Archibald Campbell, 1st Marquess of Argyll, 8th Earl of Argyll, chief of Clan Campbell, (1607 – 27 May 1661) was the de facto head of government in Scotland during most of the conflict known as the Wars of the Three Kingdoms. He was the most influential figure in the Covenanter movement that fought for the Presbyterian religion and what they saw as Scottish interests during the English Civil War of the 1640s and 1650s.
Andrew Moray, also known as Andrew de Moray, Andrew of Moray, or Andrew Murray, was a prominent military leader of patriotic forces during the Scottish Wars of Independence. He was responsible for leading the rising in northern Scotland in the summer of 1297 against the rule of King Edward I of England and successfully regained control of this area for King John of Scotland.
Sir James Douglas (also known as Guid Sir James and the Black Douglas), (1286 – August 25, 1330), was a Scottish soldier and knight who fought in the Scottish Wars of Independence. He was a son of Sir William Douglas the Hardy, who had been a supporter of William Wallace (the elder Douglas died in 1298, a prisoner in the Tower of London). His mother was Elizabeth Stewart, the daughter of Alexander Stewart, 4th High Steward of Scotland.
David Leslie, Lord Newark (c. 1600-1682) was a cavalry officer and General in the English Civil War and Scottish Civil Wars. The son of the 1st Earl of Lindores, he fought for the Swedish army of Gustavus Adolphus as a professional soldier during the Thirty Years' War.
General Tam (Thomas) Dalyell (Dalziell, Dalziel or Dalzell) (1615 – 1685) was a Scottish Royalist General in the Wars of the Three Kingdoms. Also known by the soubriquets, Bluidy Tam and the Muscovite de'il. Dalyell was born in Linlithgowshire; the son of Thomas Dalyell of the House of the Binns, Linlithgowshire; head of a cadet branch of the family of the Earls of Carnwath, and of Janet, daughter of the 1st Lord Bruce of Kinloss, Master of the Rolls in England.
John Erskine, 23rd and de jure 6th Earl of Mar, KT (1675 – May 1732), Scottish Jacobite, was the eldest son of the 22nd Earl of Mar (who died in 1689), from whom he inherited estates that were heavily loaded with debt. By modern reckoning he was 23rd Earl of Mar of the first creation (from c. 1114) and de jure 6th Earl of Mar of the seventh creation (from 1565). He is sometimes also termed the 11th Earl of Mar in the Scottish Peerage, which was reckoned from the second creation (from 1426).

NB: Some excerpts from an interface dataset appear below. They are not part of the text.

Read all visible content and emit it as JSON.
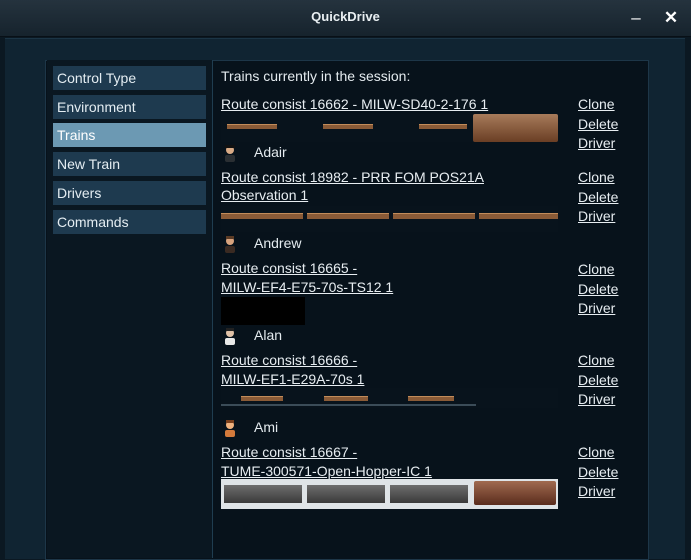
{
  "window": {
    "title": "QuickDrive",
    "minimize_glyph": "–",
    "close_glyph": "✕"
  },
  "sidebar": {
    "items": [
      {
        "label": "Control Type"
      },
      {
        "label": "Environment"
      },
      {
        "label": "Trains",
        "active": true
      },
      {
        "label": "New Train"
      },
      {
        "label": "Drivers"
      },
      {
        "label": "Commands"
      }
    ]
  },
  "content": {
    "header": "Trains currently in the session:",
    "trains": [
      {
        "consist_line1": "Route consist 16662 - MILW-SD40-2-176 1",
        "consist_line2": "",
        "driver": "Adair",
        "clone": "Clone",
        "delete": "Delete",
        "driver_link": "Driver"
      },
      {
        "consist_line1": "Route consist 18982 - PRR FOM POS21A",
        "consist_line2": "Observation 1",
        "driver": "Andrew",
        "clone": "Clone",
        "delete": "Delete",
        "driver_link": "Driver"
      },
      {
        "consist_line1": "Route consist 16665 -",
        "consist_line2": "MILW-EF4-E75-70s-TS12 1",
        "driver": "Alan",
        "clone": "Clone",
        "delete": "Delete",
        "driver_link": "Driver"
      },
      {
        "consist_line1": "Route consist 16666 -",
        "consist_line2": "MILW-EF1-E29A-70s 1",
        "driver": "Ami",
        "clone": "Clone",
        "delete": "Delete",
        "driver_link": "Driver"
      },
      {
        "consist_line1": "Route consist 16667 -",
        "consist_line2": "TUME-300571-Open-Hopper-IC 1",
        "driver": "",
        "clone": "Clone",
        "delete": "Delete",
        "driver_link": "Driver"
      }
    ]
  },
  "colors": {
    "background": "#0b1822",
    "panel": "#102432",
    "nav_item": "#1e3a4f",
    "nav_active": "#6c99b3",
    "text": "#e4ebef",
    "car_body": "#8a5b37"
  },
  "icons": {
    "minimize": "minimize-icon",
    "close": "close-icon",
    "driver": "driver-portrait-icon"
  }
}
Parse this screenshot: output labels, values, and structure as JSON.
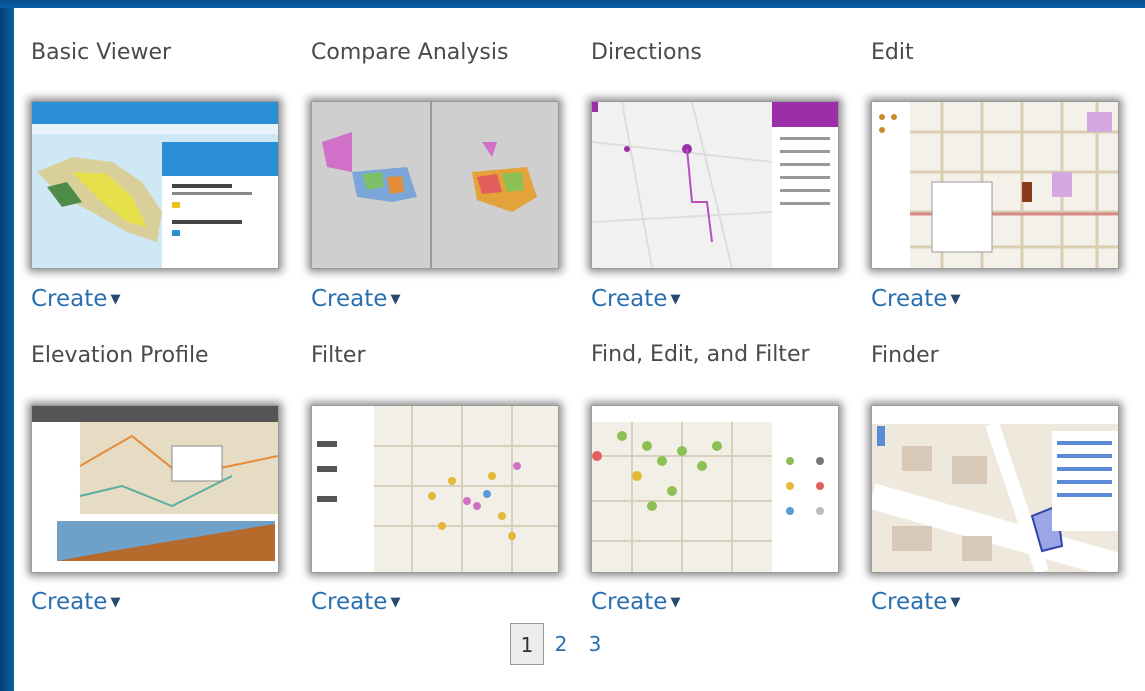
{
  "gallery": {
    "cards": [
      {
        "title": "Basic Viewer",
        "action": "Create"
      },
      {
        "title": "Compare Analysis",
        "action": "Create"
      },
      {
        "title": "Directions",
        "action": "Create"
      },
      {
        "title": "Edit",
        "action": "Create"
      },
      {
        "title": "Elevation Profile",
        "action": "Create"
      },
      {
        "title": "Filter",
        "action": "Create"
      },
      {
        "title": "Find, Edit, and Filter",
        "action": "Create"
      },
      {
        "title": "Finder",
        "action": "Create"
      }
    ],
    "caret_icon": "caret-down-icon"
  },
  "pagination": {
    "pages": [
      "1",
      "2",
      "3"
    ],
    "current": "1"
  },
  "colors": {
    "background_border": "#0a5fa8",
    "link": "#2a6fb0",
    "title": "#4a4a4a"
  }
}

Lord George Murray (4 October 1694 – 11 October 1760) was a Scottish Jacobite general, most noted for his 1745 campaign under Bonnie Prince Charlie into England. Lord George was the sixth son of John Murray, 1st Duke of Atholl, who was the chief of Clan Murray, by his first wife, Catherine, daughter of the 3rd Duke of Hamilton.
Lieutenant-General George Douglas, 1st Earl of Dumbarton KT (1635 – 20 March 1692) was a Scottish nobleman, and soldier. The son of William Douglas, 1st Marquess of Douglas and his second wife Lady Mary Gordon of Huntly, Douglas was the younger brother of the William Douglas, 1st Earl of Selkirk. He married Anne Wheatley (died 25 April 1691), daughter of Robert Wheatley of Bracknell.

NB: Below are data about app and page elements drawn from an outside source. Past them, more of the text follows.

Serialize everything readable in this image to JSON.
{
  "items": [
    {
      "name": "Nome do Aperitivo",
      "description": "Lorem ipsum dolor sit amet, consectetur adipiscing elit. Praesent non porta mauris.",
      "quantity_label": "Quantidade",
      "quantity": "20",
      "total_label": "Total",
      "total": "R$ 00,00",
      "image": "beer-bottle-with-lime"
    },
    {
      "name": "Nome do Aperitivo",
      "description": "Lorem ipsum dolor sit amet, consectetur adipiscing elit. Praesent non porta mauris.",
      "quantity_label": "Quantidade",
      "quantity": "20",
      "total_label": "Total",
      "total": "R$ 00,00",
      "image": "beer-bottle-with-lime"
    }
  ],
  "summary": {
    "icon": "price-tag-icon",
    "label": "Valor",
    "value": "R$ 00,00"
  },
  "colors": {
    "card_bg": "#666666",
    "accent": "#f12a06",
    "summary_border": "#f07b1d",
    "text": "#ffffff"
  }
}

Gille Coluim the Marischal was an official of the Scottish crown in the second half of the 12th century. His name occurs in the witness lists of two extant charters, both issued by King William of Scotland at Perth, which indicates that he was probably a native of somewhere in southern Perthshire. He seems in fact to have been the lord of Madderty in Strathearn. In either 1172 or 1173 he witnessed King William's grant of Ardross to Merleswain mac Cholbaín, a relative of the mormaer of Fife.
James Lumsden (1598–1660) was a Scottish soldier who served in the Swedish army of Gustavus Adolphus during the Thirty Years' War, and subsequently commanded Scottish Covenanter armies. Having commanded a regiment of Scottish soldiers in Swedish service, and fought at the Battle of Lutzen, he left the Swedish Army in 1639 like many Scottish officers and returned to Scotland.